Basic Plot: A baby is abandoned on Jacob's doorstep with a note asking that someone take care of it. Jacob and his mom take said baby in. He's sweet and adorable so they name him Little Dumpling. But alas, when the moon is full, Dumpling turns into a full-fledged monster.

Methinks Coville has spent many an hour with small children.

As it turns out, Little Dumpling isn't just your run of the mill abandoned on the doorstep monster-baby. He is actually the savior of the world of monsters and humans, and there are monsters out to get him. Jacob and his friend, Lily, must travel (are first chased, actually) to Always October, world of monsters, in an attempt to save Dumpling from the bad guys, only to discover they have to cross back into the world of humans and hide Dumpling to keep Always October and the human world from total annihilation. The journey there and back again is a monster-style Candy Land with a River of Doom and Bridge of Doom and Veil of Tears and Queen of Sorrow and CliffHouse.

The action and fast-moving plot aren't what made me choose this book for my review, though (or the need for a good horror read during the doldrums of summer!). It is Coville's use of alternating first person POV between Lily and Jacob. I was excited to find a middle grade with alternating POV. I'd tried the trick before myself, and I was eager to see what someone with Coville's writing chops had done comparatively.

To keep the characters and POV separate, each chapter is labeled (Jacob), (Lily), (Jacob), etc underneath the chapter title. Coville gives Lily a quirky metaphoric vocabulary with a decidedly B-horror movie bent, while Jacob has physical quirks, e.g. he has to tap the wall three times when going upstairs, or he taps his fingers against his thumb to calm down. It's a pretty ingenious approach, connecting with expressive trends within this middle grade age group.

Nevertheless, I found myself flipping back to the front of the chapter to remind myself who was narrating, and I began to wonder why. Why does alternating POV work seemingly so much more easily in YA vs. MG? I came up with a couple of possible reasons: 1) the dual characters in YA, as in this MG, tend to divide up along gender lines, but in the YA case, love enters into the dynamic, and so we readers get two different viewpoints on love. 2) It helps that in the dual YA I've read, somebody usually is turning into, say, a werewolf, or other monster. The human/monster dichotomy goes a long way in keeping characters separate. 3) I've also read adult lit with alternating POV when both characters are of the same gender. Usually, in that case, age tends to differentiate characters and their views of the world are thus seen through the lens of more or less life experience.

Despite these de facto differences that may make it easier to write more distinctly different older protagonists, I still believe alternating POV can work better in middle grade.
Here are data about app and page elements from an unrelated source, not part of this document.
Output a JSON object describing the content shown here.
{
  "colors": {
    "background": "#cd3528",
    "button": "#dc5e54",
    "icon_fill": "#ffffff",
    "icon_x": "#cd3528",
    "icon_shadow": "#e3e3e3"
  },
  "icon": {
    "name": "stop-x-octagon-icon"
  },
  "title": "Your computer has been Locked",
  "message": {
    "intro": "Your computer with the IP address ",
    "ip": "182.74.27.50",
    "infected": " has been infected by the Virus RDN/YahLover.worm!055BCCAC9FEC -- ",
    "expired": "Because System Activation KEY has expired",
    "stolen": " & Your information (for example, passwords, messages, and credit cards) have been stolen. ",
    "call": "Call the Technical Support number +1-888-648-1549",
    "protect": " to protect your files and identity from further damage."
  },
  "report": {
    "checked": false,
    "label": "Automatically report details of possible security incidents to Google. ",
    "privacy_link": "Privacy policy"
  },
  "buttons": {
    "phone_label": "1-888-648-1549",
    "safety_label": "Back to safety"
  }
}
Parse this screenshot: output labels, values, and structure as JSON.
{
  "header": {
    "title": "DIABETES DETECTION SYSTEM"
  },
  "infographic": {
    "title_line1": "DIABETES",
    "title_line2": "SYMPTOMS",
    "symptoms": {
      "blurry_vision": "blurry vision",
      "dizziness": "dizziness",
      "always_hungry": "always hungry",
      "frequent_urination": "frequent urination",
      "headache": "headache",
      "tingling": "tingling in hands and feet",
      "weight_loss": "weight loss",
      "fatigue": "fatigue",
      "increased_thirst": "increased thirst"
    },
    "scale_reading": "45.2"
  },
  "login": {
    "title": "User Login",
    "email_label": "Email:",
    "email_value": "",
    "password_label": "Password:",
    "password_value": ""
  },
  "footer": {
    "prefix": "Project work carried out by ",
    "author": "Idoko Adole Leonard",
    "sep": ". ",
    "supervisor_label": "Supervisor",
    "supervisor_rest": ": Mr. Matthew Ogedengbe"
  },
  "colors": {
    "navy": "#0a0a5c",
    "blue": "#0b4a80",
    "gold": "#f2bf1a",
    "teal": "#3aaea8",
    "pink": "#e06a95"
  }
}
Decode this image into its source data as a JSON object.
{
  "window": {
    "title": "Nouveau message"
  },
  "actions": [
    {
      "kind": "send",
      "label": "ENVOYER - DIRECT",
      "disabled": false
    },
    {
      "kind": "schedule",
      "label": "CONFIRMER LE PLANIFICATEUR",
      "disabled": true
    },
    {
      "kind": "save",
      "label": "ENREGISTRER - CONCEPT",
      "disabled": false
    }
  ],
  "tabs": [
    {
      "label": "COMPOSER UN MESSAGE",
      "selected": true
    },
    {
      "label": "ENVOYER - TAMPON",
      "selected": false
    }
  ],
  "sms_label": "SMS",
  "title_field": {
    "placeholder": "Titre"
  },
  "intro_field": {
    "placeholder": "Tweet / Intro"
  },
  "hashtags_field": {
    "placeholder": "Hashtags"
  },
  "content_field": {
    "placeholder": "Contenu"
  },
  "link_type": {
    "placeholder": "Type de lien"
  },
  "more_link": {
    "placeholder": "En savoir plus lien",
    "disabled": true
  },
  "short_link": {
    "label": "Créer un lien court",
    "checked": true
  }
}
I'd love to hear from anyone who has read Always October and whether they had the same experience, or if you've got a suggestion for a middle grade title in which the alternating POV worked well. I'm on the hunt!

For more great summer adventures, paddle (here in the midwest anyway) over to Barrie Summy's website!


Bee said...

I mostly read YA, and I have noticed how common the alternating POV has become! It has featured in 4 of the last books that I've read. Is the horror in this one actually horrific and gruesome -- or mostly just humorous?

Sarah Laurence said...

If Always October is as hilarious and smart as your review, it will be a big hit. You made me chuckle with insights such as "The human/monster dichotomy goes a long way in keeping characters separate." I appreciated your analysis too.

The only MG book with multiple perspectives that comes to mind is Wonder, which did work well but the characters were differentiated by age as well as gender. In YA Romance I think Simon Elkeles does a great job with alternating POV. They characters are boy/girl, Hispanic/white, poor/rich so that helps. Most multiple POV don't work because either the voices are too similar or you prefer one character over another. It's tough but adds a new dimension when done well.

Cloudbuster said...

You make some really great points about alternating POV. It's such a tricky thing to get right, and especially when you're writing Middle Grade I think your toolbox for differentiating characters is much more constrained for many of the reasons you point out. Great review! This book looks like something I would love.

Linda McLaughlin said...

Always October sounds like a really fun read for kids. Personally, I'm not overly fond of alternating first person POV, though it helps a lot when the chapters are labeled.

Barrie said...

Am getting this book immediately! I'd heard of it, but didn't realize it was written in multiple POVs. Which I'm trying in my current MG ms! The most recent MG with multiple POVs that I've read is Gordon Korman's Masterminds. He did a great job with the POVs (also labeling each chapter with that character's name). I never questioned whose chapter it was. Not once. From ages ago...The View from Saturday was also multiple POVs and really well done. Wonder, too as Sarah mentioned. I actually think it's becoming more popular in MG. Enough of my rambling...! :) Thanks for this great review. I'm really looking forward to reading this book.

Rose said...

I don't read YA or MG books, but you've raised some good points about the alternating point of view. It's so common in adult fiction that I don't even think about it. But when I was teaching (high school), I noticed that this was difficult for some readers. I would think middle school readers would have an even harder time following this.